Melinda Gates first heard about the controversial memo written by an engineer at Google from her husband, Bill — the billionaire founder of Microsoft.
“He basically said, ‘You’re not going to believe this,'” Gates told Poppy Harlow at CNNMoney’s American Opportunity breakfast in New York on Tuesday.
In August, Google found itself at the epicenter of the debate over sexism in Silicon Valley when engineer James Damore claimed in a viral 3,300-word essay that women aren’t as well represented in the tech industry because they are biologically different than men.
That perspective didn’t sit well with Gates.
“When I read that Google memo, I didn’t know whether to be sad or whether to be outraged. And I think the sadness came first. The sadness to see that kind of point of view,” she said in her first public remarks on the issue.
Gates, who studied computer science and worked as a developer at Microsoft (MSFT, Tech30) until 1996, said she decided not to speak out at the time because she thought “enough people were.”
She pointed to an op-ed by YouTube CEO Susan Wojcicki as an exemplary response.
In her column, Wojcicki relays a conversation with her daughter about the memo. She goes on to talk about how she continues to experience sexism within the tech industry, and how she empathizes with the women at Google who now face “a very public discussion about their abilities.”
“To me, that was the most poignant piece and nothing else needed to be said for me,” said Gates, who is co-chair of the Bill & Melinda Gates Foundation.
Gates said the industry’s gender problem is clear just by looking at the numbers.
When she was in college, 37% of computer science graduates were female. Now it’s 18%, she said.
Things got worse when games started to become more “genderized,” with a focus on sports and killing, she said.
“[A]ll the sudden, when games started to become very genderized, you started to see the downtick. This huge falling off of women wanted to go into computer science,” she said.
Melinda Gates: ‘Sad’ and ‘outraged’ at Google engineer memo

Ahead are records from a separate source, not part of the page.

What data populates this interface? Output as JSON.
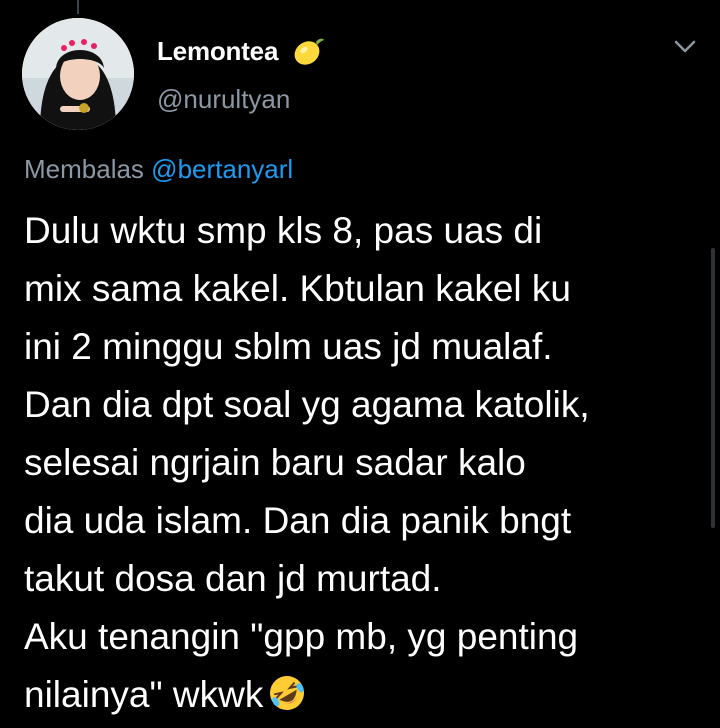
{
  "tweet": {
    "display_name": "Lemontea",
    "handle": "@nurultyan",
    "reply_prefix": "Membalas",
    "reply_mention": "@bertanyarl",
    "lines": [
      "Dulu wktu smp kls 8, pas uas di",
      "mix sama kakel. Kbtulan kakel ku",
      "ini 2 minggu sblm uas jd mualaf.",
      "Dan dia dpt soal yg agama katolik,",
      "selesai ngrjain baru sadar kalo",
      "dia uda islam. Dan dia panik bngt",
      "takut dosa dan jd murtad.",
      "Aku tenangin \"gpp mb, yg penting",
      "nilainya\" wkwk"
    ],
    "name_emoji": "lemon-icon",
    "end_emoji": "rolling-on-floor-laughing-icon"
  },
  "colors": {
    "background": "#000000",
    "text": "#ffffff",
    "secondary": "#8b98a5",
    "accent": "#1d9bf0"
  }
}
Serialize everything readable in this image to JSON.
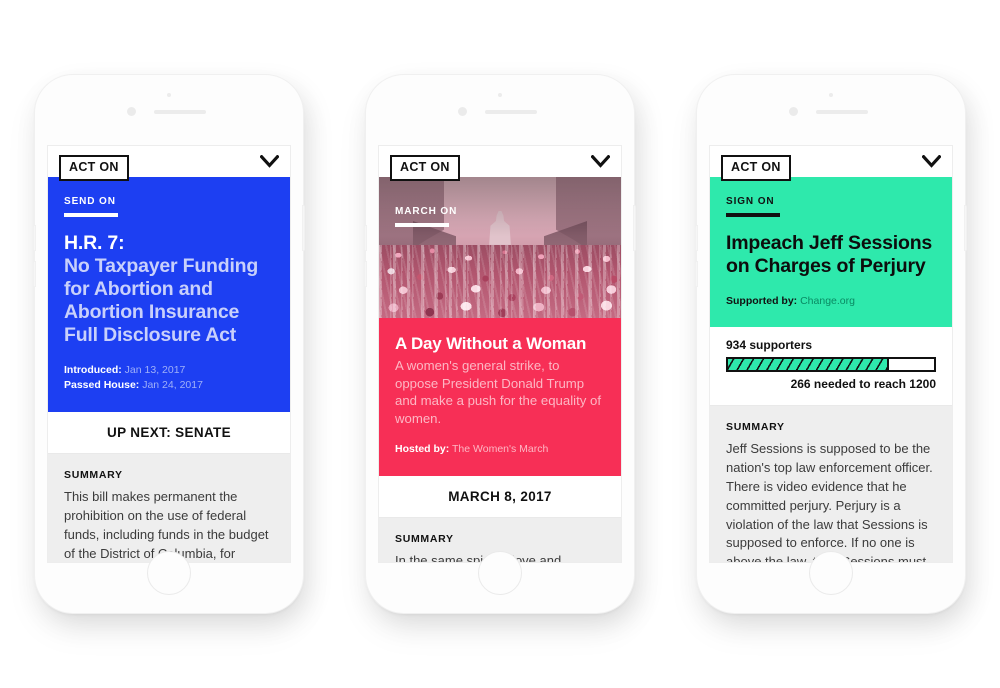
{
  "phones": [
    {
      "id": "phone-bill",
      "brand_badge": "ACT ON",
      "chevron_icon": "chevron-down-icon",
      "hero_style": "blue",
      "accent_color": "#1d3ff2",
      "kicker": "SEND ON",
      "headline_lead": "H.R. 7:",
      "headline_rest": "No Taxpayer Funding for Abortion and Abortion Insurance Full Disclosure Act",
      "meta": [
        {
          "key": "Introduced:",
          "value": "Jan 13, 2017"
        },
        {
          "key": "Passed House:",
          "value": "Jan 24, 2017"
        }
      ],
      "status_strip": "UP NEXT: SENATE",
      "summary_label": "SUMMARY",
      "summary_text": "This bill makes permanent the prohibition on the use of federal funds, including funds in the budget of the District of Columbia, for abortion or health coverage"
    },
    {
      "id": "phone-march",
      "brand_badge": "ACT ON",
      "chevron_icon": "chevron-down-icon",
      "hero_style": "photo",
      "accent_color": "#f72f56",
      "kicker": "MARCH ON",
      "photo_alt": "Aerial photograph of the Women's March crowd filling Pennsylvania Avenue toward the U.S. Capitol",
      "headline": "A Day Without a Woman",
      "body": "A women's general strike, to oppose President Donald Trump and make a push for the equality of women.",
      "meta": [
        {
          "key": "Hosted by:",
          "value": "The Women's March"
        }
      ],
      "status_strip": "MARCH 8, 2017",
      "summary_label": "SUMMARY",
      "summary_text": "In the same spirit of love and"
    },
    {
      "id": "phone-petition",
      "brand_badge": "ACT ON",
      "chevron_icon": "chevron-down-icon",
      "hero_style": "mint",
      "accent_color": "#2ee9ac",
      "kicker": "SIGN ON",
      "headline": "Impeach Jeff Sessions on Charges of Perjury",
      "meta": [
        {
          "key": "Supported by:",
          "value": "Change.org"
        }
      ],
      "meter": {
        "count_label": "934 supporters",
        "supporters": 934,
        "goal": 1200,
        "needed_label": "266 needed to reach 1200",
        "fill_percent": 78
      },
      "summary_label": "SUMMARY",
      "summary_text": "Jeff Sessions is supposed to be the nation's top law enforcement officer. There is video evidence that he committed perjury. Perjury is a violation of the law that Sessions is supposed to enforce. If no one is above the law, then Sessions must resign, be fired, or"
    }
  ]
}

Making matters worse are hidden biases throughout the male-dominated tech industry, she said. The venture capital community, in particular, “needs to clean up its act.”
“I think they also fund what they know,” Gates said. “Today, they know male, white, Caucasian, in a hoodie, looks like a geek, comes from an Ivy League or equivalent school. That’s their funding criteria.”
Only 6% of VC partners today are women, Gates added, and a mere 3% of companies led by women get VC funding.
Gates is tackling the problem with her own money. Over the next 18 months, she plans to finance groups with funding models that show a commitment to gender equity. She’s already partnered with Aspect Ventures, a San Francisco-based VC firm founded by two women.
“Moving money is what will move the industry for women,” she said.
Gender discrimination is something Gates says she personally experienced “all the way through” her studies and career.
Sexism was less of an issue inside Microsoft, Gates said, but it would occur when she’d attend industry events like conferences.
Even in her philanthropic work, it’s a recurring issue.
“I still walk in places with Bill, and people… they assume he’s the smartest person in the room, almost no matter if it’s a man or a woman who walks in,” Gates said. “But as soon as I open my mouth, you can sometimes look at the person’s face and they’re kind of like, ‘Wow, she knows something, too.'”
Gates says such hidden biases influence both men and women and are made worse by the fact that they’re so rarely addressed.
“We don’t talk about what’s going on,” she said. But now she believes things are finally starting to change.
“Tech is invasive,” Gates said. “It’s in all of our lives. Don’t you want the people who are sitting behind that, programming it, to be people who have diverse points of view?”